Describe the fundamental concepts of information-seeking behaviors
Human beings are constantly looking for information. Whether it is figuring out where to find a jar of olives in the grocery store or finding the most recent information on global warming, people are constantly seeking information. Librarians and information professionals are the people whose job it is to make information available and findable when their users need it. Therefore it is important for librarians and information professionals to understand the ways in which users seek out the information they need.
Information-seeking is defined as "a process in which humans purposefully engage in order to change their state of knowledge" (Marchionini, p.5). There are several steps involved in information-seeking behavior. The first step involves the users information need. This could either be a known information need, or one in which the need is not fully realized. In either case there is a gap in knowledge that the user is trying to fill. This is defined by Belkin as an anomalous state of knowledge, or ASK. "This term means nothing more than that the person recognizes the lack of or need for data, information, or knowledge. This is the start of the IR process" (Meadow, p.6).
The next step involves translating that gap into language. Whether this is a translation for her own use or so that that need can be communicated to a third party, such as a librarian, it needs to be communicated in some way. Once the information need has been expressed, it can be used to find the desired knowledge. The user then formulates a search strategy, or a plan to get the desired information. "The search strategy is the general plan for finding the needed information" (Meadow, p.9). This can be done either by the information professional or by the user, but someone makes decisions about how they will go about finding the information they need. This might include choosing appropriate databases or other resources, going to a section of a collection, or finding similar items.
Next, the information need must be placed in terms that an information system can understand. This can apply to any information system, electronic or paper system, such as a card catalog. The information can be translated into possible subject headings, or into a Boolean search that can be used in a database. The system will then return items that match the search. However, the translation from need into communicated need into search query may not return items that satisfy the original need. The user then evaluates the materials and decides whether or not their information need if filled. If it is, then the process ends there. However it often does not. The user may then make changes to the communicated need and to the query to the information system, and evaluate the new results. This process can continue until the user's information need has been satisfied.
Librarians and information professionals must understand this process so that they understand how users are searching for something. They must realize that there is a difference between the communicated need and the actual need.
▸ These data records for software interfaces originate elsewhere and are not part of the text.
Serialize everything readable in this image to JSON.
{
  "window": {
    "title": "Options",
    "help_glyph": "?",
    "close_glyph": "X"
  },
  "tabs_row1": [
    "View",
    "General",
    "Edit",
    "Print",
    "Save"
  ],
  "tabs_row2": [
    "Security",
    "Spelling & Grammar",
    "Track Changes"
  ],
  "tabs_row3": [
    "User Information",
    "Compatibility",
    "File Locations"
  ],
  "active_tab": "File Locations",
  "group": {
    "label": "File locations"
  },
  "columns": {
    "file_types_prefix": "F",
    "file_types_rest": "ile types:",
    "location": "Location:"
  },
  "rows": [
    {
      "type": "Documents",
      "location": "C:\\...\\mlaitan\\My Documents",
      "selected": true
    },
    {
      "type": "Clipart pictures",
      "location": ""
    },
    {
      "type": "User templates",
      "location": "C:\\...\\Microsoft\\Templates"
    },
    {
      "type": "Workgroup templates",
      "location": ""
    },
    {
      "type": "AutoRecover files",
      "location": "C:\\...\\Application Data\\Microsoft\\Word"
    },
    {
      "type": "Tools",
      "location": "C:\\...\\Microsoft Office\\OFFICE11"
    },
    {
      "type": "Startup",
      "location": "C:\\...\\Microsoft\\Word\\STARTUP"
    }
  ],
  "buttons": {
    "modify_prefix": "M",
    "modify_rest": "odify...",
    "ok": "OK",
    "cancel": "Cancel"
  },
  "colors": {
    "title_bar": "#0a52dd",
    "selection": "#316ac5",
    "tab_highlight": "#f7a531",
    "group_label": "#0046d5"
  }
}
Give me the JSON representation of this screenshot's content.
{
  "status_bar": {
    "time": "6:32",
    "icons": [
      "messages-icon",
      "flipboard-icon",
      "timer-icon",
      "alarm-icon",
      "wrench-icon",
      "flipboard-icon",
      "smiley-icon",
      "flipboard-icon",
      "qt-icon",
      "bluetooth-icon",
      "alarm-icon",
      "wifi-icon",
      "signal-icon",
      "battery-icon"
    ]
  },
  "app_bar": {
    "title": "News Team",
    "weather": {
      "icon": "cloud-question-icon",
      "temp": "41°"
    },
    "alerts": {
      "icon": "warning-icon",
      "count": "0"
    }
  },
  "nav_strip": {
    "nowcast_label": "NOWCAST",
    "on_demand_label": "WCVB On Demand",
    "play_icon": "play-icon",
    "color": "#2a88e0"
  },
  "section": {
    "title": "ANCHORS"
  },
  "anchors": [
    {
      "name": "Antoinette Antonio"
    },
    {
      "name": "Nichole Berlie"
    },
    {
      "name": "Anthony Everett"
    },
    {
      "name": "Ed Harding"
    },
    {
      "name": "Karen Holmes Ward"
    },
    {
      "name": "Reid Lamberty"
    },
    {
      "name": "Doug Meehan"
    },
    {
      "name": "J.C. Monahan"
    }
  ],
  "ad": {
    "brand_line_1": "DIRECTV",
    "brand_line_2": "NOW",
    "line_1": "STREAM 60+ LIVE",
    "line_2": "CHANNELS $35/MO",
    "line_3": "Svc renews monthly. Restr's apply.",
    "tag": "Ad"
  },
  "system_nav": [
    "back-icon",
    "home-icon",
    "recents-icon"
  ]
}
In a reference interview, for example, a librarian can try to get the user to fully explain their information need, which in turn will allow for a better query of the information system.
Midterm - LIBR 202 - Spring 2005
In this midterm examination for LIBR 202 Information Retrieval, I answer a number of questions about information seeking, including an explanation of the topology of an information system and how different systems can present results to the user to help them determine which items satisfy their information need.
Reference Interview Analysis II: Digital Reference, Academic Library - LIBR 210 - Summer 2005
In this assignment, I looked at a digital reference service for an academic library. When asking the same question, the academic librarian tried to determine the nature of the query and if it was from a research or patient perspective. Because the reference interaction was via chat, a website was sent immediately that provided information for the subject requested. This is an example of evaluating how well the information need is translated and how the reference librian helped the user communicate the information need.
Marchionini, G. (1995). Information seeking in electronic environments. New York, NY: Cambridge University Press.
Meadow, C. T., Boyce, B. R., & Kraft, D. H. (2000). Text and information retrieval systems. San Diego, CA: Academic Press.